I’m particularly excited about expanding my bag dispenser design to include some of these fabrics as accents on the outside. My inspiration board has many preppy summer outfits (pink, navy, and tan was one of my favorites!) that combine a few different colors and patterns, and I wanted to coordinate three different fabrics for the bag dispensers. It provides more of an opportunity to play patterns, colors, and textures off of each other.
To outfit your dog with these cute and preppy accessories, visit the my Etsy shop.
Do you wear your mutt-owner status with pride? The Mutt Love Dog Leash was inspired by the lovable mutts of the world, with their mix of mysterious bits that makes them special and one of a kind.
I’m always looking for ways to design and create my products conscientiously, keeping the resource impact on the planet in mind and making as little waste as possible. One of the reasons I like to use reclaimed materials is to keep stuff out of the landfills. Wastefulness really bugs me! Finding new uses for things that are typically discarded is a mission and challenge I find really rewarding — the same approach applies in my kitchen, too. It wasn’t always that way though.
Before I started making more things from scratch, whether it’s a loaf of bread, a cake, or a dog leash, I wasn’t very aware of how wasteful I could be. But the process of making things with my own two hands instead of buying them from the store has given me a much bigger appreciation of the work that goes into the making. I save leftovers, I save jars, and I save fabric scraps.
So as I’ve created new handcrafted items in my workshop from reclaimed materials, like the Bag Dispenser and Tailored Dog Jacket, it leaves behind various bits and scraps that are too small, or the wrong shape, for many things. But they’re perfect joined together into something new and meaningful.

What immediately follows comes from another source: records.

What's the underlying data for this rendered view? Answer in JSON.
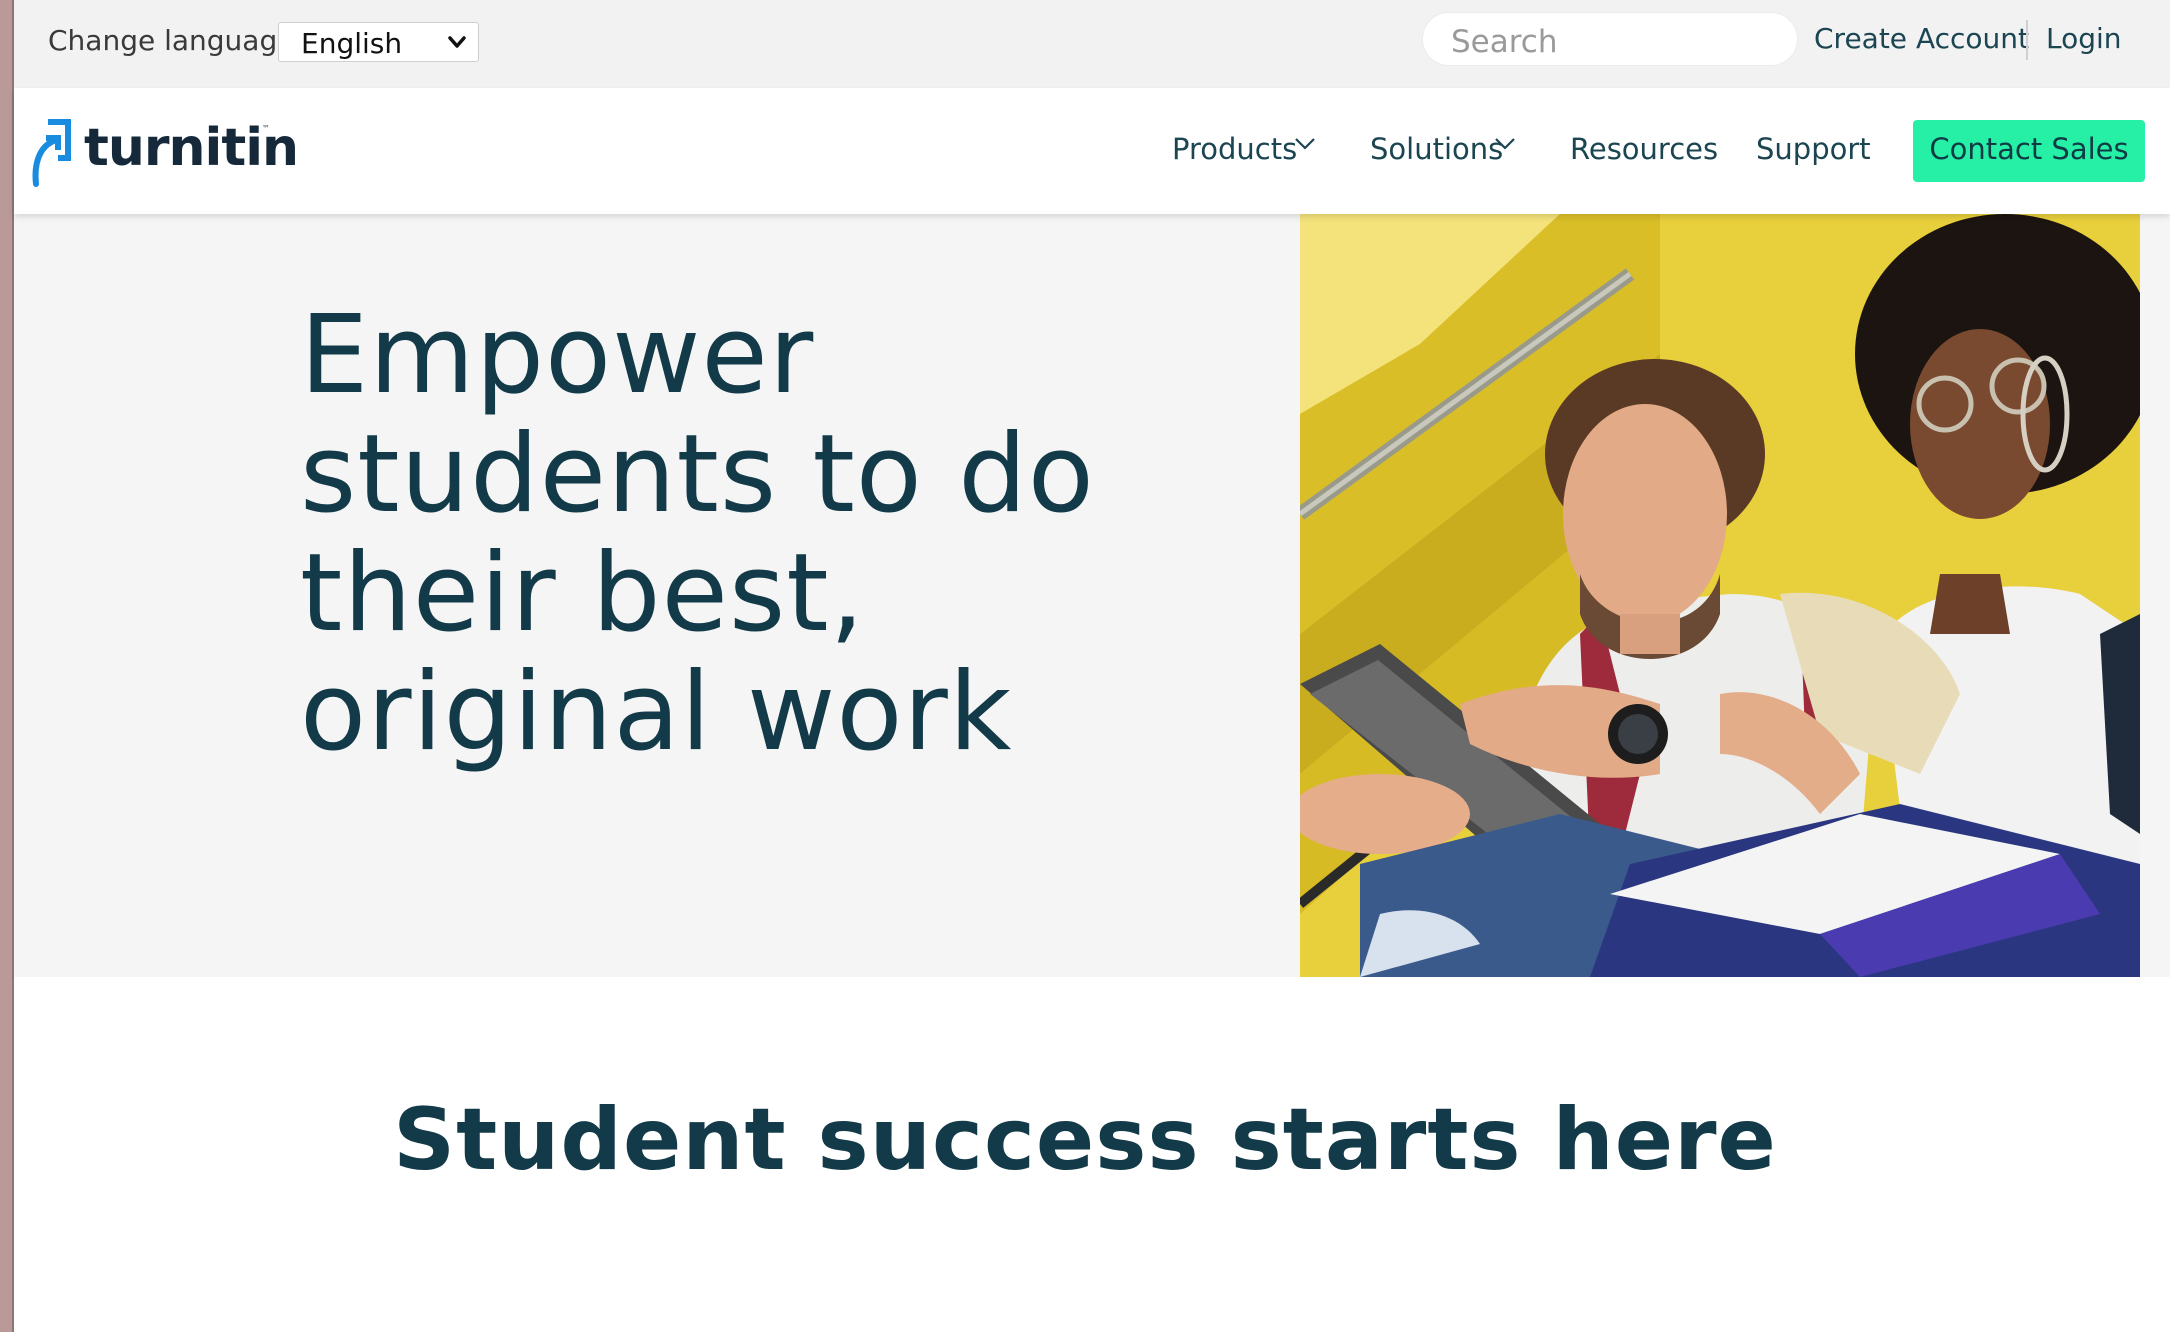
{
  "utility_bar": {
    "language_label": "Change language",
    "language_value": "English",
    "search_placeholder": "Search",
    "create_account": "Create Account",
    "login": "Login"
  },
  "nav": {
    "logo_text": "turnitin",
    "logo_tm": "™",
    "items": [
      {
        "label": "Products",
        "dropdown": true
      },
      {
        "label": "Solutions",
        "dropdown": true
      },
      {
        "label": "Resources",
        "dropdown": false
      },
      {
        "label": "Support",
        "dropdown": false
      }
    ],
    "cta": "Contact Sales"
  },
  "hero": {
    "title_lines": [
      "Empower",
      "students to do",
      "their best,",
      "original work"
    ],
    "image": "students-on-yellow-stairs-photo"
  },
  "section": {
    "title": "Student success starts here"
  },
  "colors": {
    "brand_text": "#133a48",
    "cta_green": "#26f0a6",
    "logo_blue": "#1a8ce0",
    "utility_bg": "#f2f2f2",
    "hero_bg": "#f5f5f5"
  }
}
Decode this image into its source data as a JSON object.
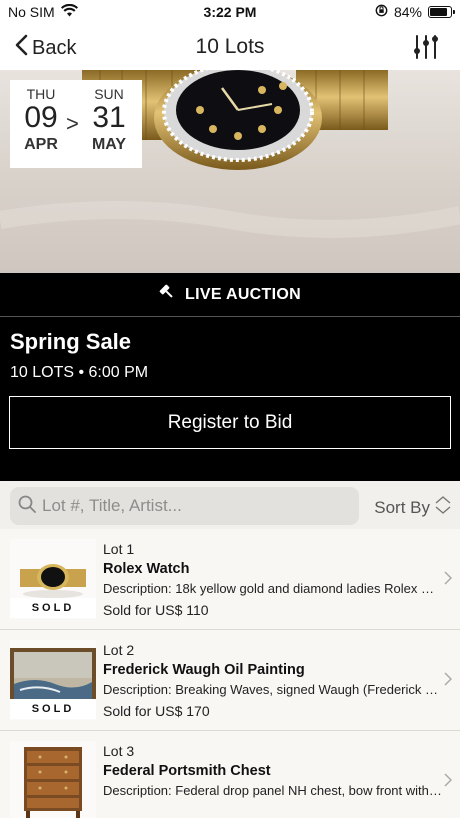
{
  "status_bar": {
    "carrier": "No SIM",
    "time": "3:22 PM",
    "battery": "84%",
    "battery_level": 0.84
  },
  "nav": {
    "back_label": "Back",
    "title": "10 Lots"
  },
  "hero": {
    "start": {
      "dow": "THU",
      "day": "09",
      "month": "APR"
    },
    "separator": ">",
    "end": {
      "dow": "SUN",
      "day": "31",
      "month": "MAY"
    }
  },
  "live_label": "LIVE AUCTION",
  "sale": {
    "name": "Spring Sale",
    "meta": "10 LOTS • 6:00 PM",
    "register_label": "Register to Bid"
  },
  "search": {
    "placeholder": "Lot #, Title, Artist...",
    "value": ""
  },
  "sort_label": "Sort By",
  "lots": [
    {
      "lot": "Lot 1",
      "title": "Rolex Watch",
      "description": "Description: 18k yellow gold and diamond ladies Rolex Datejust watch",
      "price": "Sold for US$ 110",
      "badge": "SOLD"
    },
    {
      "lot": "Lot 2",
      "title": "Frederick Waugh Oil Painting",
      "description": "Description: Breaking Waves, signed Waugh (Frederick Judd Waugh)",
      "price": "Sold for US$ 170",
      "badge": "SOLD"
    },
    {
      "lot": "Lot 3",
      "title": "Federal Portsmith Chest",
      "description": "Description: Federal drop panel NH chest, bow front with original brasses",
      "price": "",
      "badge": ""
    }
  ]
}
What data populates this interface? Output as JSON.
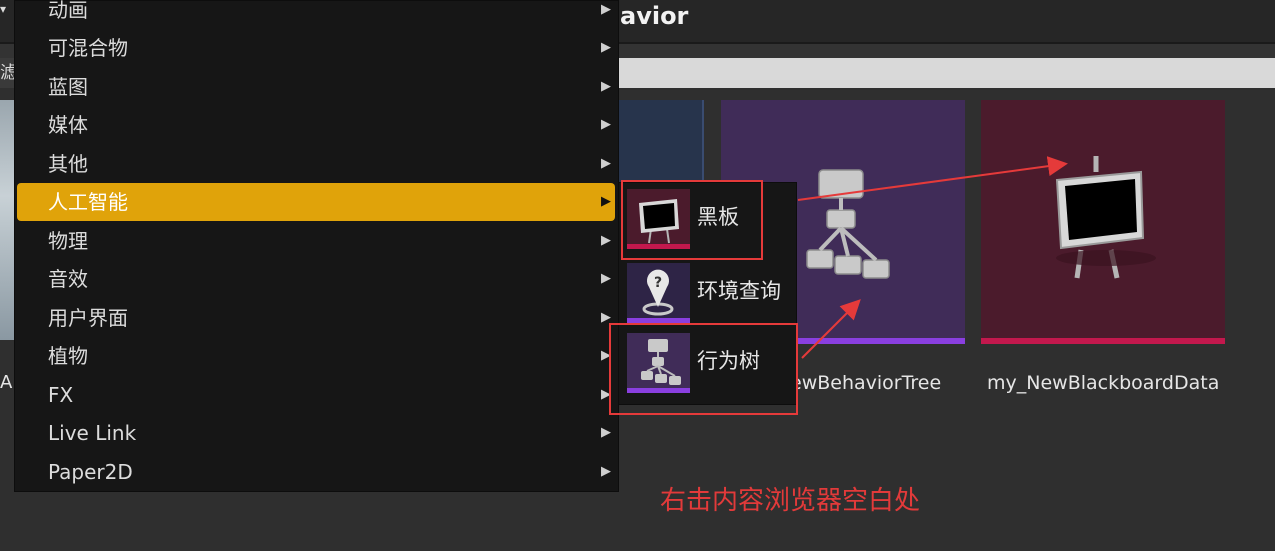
{
  "window": {
    "title_fragment": "avior",
    "filter_label_fragment": "滤器"
  },
  "menu": {
    "items": [
      {
        "label": "动画",
        "active": false
      },
      {
        "label": "可混合物",
        "active": false
      },
      {
        "label": "蓝图",
        "active": false
      },
      {
        "label": "媒体",
        "active": false
      },
      {
        "label": "其他",
        "active": false
      },
      {
        "label": "人工智能",
        "active": true
      },
      {
        "label": "物理",
        "active": false
      },
      {
        "label": "音效",
        "active": false
      },
      {
        "label": "用户界面",
        "active": false
      },
      {
        "label": "植物",
        "active": false
      },
      {
        "label": "FX",
        "active": false
      },
      {
        "label": "Live Link",
        "active": false
      },
      {
        "label": "Paper2D",
        "active": false
      }
    ]
  },
  "submenu": {
    "items": [
      {
        "label": "黑板",
        "icon": "blackboard-icon",
        "accent": "#c3184d"
      },
      {
        "label": "环境查询",
        "icon": "env-query-icon",
        "accent": "#8a3fe0"
      },
      {
        "label": "行为树",
        "icon": "behavior-tree-icon",
        "accent": "#8a3fe0"
      }
    ]
  },
  "assets": {
    "left_label_fragment": "A",
    "behavior_tree_label": "ewBehaviorTree",
    "blackboard_label": "my_NewBlackboardData"
  },
  "annotation": {
    "text": "右击内容浏览器空白处",
    "color": "#e23a3a"
  },
  "colors": {
    "menu_active": "#e0a30a",
    "menu_bg": "#161616",
    "page_bg": "#2f2f2f"
  }
}
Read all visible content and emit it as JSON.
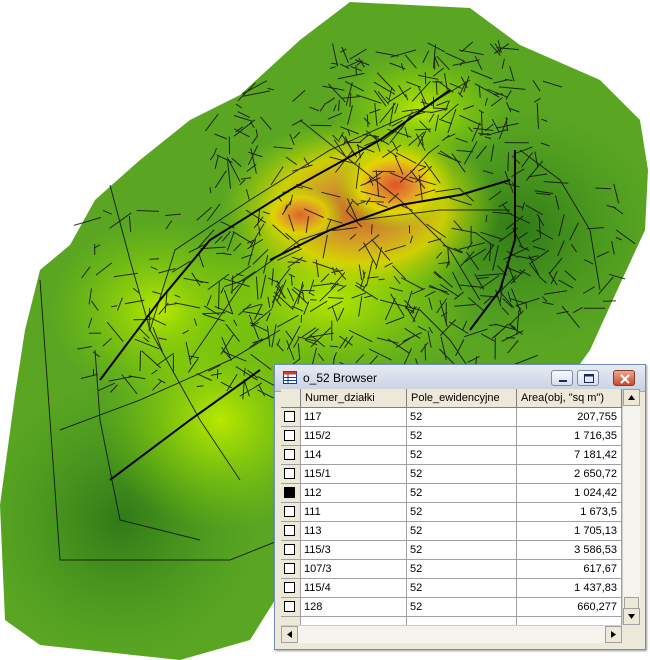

The design and materials of this dog leash are inspired by shelter pets of mysterious backgrounds. It’s the mix of mysterious bits makes them special and one of a kind — both the leashes and our furry family members!
The leash is 6 feet long, with a soft yet sturdy feel in your hands. It’s 5/8 inch wide, making it a good size for a small to medium dog, with a ring for attaching an accessory (a Bag Dispenser is perfect here). The materials are a mix of twill, corduroy, and wool, all reclaimed from cotton trousers and wool sport jackets in classic colors for timeless style. It’s made in small batches, and no two are the same.
With the special Mutt Love edition products, my mission is to highlight all that we love about mutts. These are often the animals found in shelters, in need of their forever home — the underdogs. All pets deserve love, but there’s a special place in my heart for those that wound up without families or homes and just need adopting. It’s why I choose to donate a portion of every sale to shelters. If you’ve adopted a mutt, you know how good it feels to invite one into your life. It brings joy and it brings challenges, but it completes you in a way that few things do. In fact, it’s hard to stop at one!
Each Mutt Love item is one-of-a-kind, just like your fur baby. To find the handcrafted Mutt Love Dog Leash that’s a fit for your family, visit my shop >